Earlier this month I was in Kenya on a volunteering holiday with an organization called Free the Children (FTC).
Along with seeing breathtaking landscapes, meeting inspiring people and feeding giraffes (!), I got to learn all about how FTC helps communities in rural Kenya. (Full disclosure: my boyfriend works for the organization, which is how I got to tag along on the trip).
One of the most inspiring projects I saw was the health clinic FTC recently opened in the region known as the Masai Mara (hey, I’m a health editor’health stuff interests me). The facility is completely run on solar energy and focuses as much on prevention as it does on treatment.

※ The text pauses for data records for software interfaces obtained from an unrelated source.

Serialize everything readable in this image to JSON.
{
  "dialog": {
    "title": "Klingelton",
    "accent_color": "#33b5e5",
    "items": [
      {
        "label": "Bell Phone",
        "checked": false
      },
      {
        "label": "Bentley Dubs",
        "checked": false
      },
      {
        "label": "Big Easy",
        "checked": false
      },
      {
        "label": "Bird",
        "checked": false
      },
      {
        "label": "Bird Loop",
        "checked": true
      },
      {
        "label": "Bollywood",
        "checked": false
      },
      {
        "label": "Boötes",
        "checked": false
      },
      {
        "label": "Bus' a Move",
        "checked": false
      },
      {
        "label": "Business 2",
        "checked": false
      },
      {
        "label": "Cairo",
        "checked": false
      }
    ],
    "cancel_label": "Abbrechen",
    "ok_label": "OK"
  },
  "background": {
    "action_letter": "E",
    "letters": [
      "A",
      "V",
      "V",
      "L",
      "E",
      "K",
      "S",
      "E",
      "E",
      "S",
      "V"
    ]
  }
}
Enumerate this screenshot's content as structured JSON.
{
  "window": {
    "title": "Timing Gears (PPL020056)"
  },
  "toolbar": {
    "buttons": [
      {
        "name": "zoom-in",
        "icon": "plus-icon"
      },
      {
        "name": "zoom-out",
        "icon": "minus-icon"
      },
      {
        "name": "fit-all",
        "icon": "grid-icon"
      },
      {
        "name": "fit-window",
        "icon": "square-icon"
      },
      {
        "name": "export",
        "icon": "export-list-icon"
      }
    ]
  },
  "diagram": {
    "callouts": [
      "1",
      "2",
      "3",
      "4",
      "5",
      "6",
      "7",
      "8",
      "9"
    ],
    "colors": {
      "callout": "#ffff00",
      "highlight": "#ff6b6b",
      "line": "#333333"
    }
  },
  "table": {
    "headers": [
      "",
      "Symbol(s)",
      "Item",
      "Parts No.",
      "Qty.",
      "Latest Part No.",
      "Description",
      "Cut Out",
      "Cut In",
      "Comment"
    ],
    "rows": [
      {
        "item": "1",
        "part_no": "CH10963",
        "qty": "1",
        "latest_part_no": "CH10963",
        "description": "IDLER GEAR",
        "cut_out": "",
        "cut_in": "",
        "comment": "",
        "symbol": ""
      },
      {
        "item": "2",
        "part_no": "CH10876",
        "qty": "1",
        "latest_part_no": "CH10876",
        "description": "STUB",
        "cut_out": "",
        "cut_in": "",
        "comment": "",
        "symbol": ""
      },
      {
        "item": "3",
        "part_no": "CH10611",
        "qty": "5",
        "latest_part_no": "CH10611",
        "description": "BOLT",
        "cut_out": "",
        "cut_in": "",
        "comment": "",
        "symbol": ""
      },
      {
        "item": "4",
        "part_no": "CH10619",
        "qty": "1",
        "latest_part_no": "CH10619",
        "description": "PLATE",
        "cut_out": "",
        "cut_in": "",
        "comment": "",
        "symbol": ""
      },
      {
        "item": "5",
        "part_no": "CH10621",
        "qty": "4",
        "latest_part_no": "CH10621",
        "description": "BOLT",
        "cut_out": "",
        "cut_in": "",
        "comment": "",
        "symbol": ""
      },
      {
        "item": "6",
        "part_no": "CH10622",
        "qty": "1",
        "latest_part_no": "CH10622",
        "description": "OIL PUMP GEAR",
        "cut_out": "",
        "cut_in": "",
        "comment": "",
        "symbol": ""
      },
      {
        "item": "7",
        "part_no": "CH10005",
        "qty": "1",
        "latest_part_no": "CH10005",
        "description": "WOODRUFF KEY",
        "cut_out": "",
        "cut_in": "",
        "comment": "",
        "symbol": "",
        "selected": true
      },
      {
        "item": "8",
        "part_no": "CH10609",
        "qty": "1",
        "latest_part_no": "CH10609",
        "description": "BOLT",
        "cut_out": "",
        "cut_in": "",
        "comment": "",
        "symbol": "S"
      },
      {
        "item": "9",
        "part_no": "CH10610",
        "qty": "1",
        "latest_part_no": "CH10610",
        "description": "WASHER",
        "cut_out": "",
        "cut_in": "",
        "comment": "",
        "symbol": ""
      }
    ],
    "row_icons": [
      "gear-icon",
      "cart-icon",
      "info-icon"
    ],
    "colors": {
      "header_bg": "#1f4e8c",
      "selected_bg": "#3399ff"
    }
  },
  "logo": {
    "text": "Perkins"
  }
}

As part of this initiative, the clinic maintains a medicinal garden of plants that offer both nutritional and curative properties.
While touring the garden, I learned about a plant called moringa, a nutritional powerhouse that is packed with essential nutrients. (That’s a picture of a moringa plant up there.) According the non-profit organization Trees For Life in the U.S., the leaves of the moringa tree contain more than three times the calcium of cow’s milk, more than three times the potassium of a banana and seven times the vitamin C of oranges.
FTC is encouraging the people of the Mara to grow moringa in their own gardens and sprinkle the dried leaves onto their food for an extra boost of nutrition. This could potentially save lives because, as I learned, malnutrition is one of the biggest health concerns in that area.
Sometimes called ‘the miracle tree,’ moringa is touted as a solution to malnutrition in many parts of the world. It can tolerate drought, grows fast in arid climates and is purported to treat some illnesses.
I’d never heard of the moringa before going to Kenya, but what a fascinating plant! And what an interesting way to combat malnutrition in areas of the world where food is scarce. You can help by purchasing a moringa tree to communites in need through Trees for Life, or donate to Free the Children’s health initiatives, which include tree planting and environmental education.
Oh, and here’s a picutre of one of the girraffes I fed’just for fun.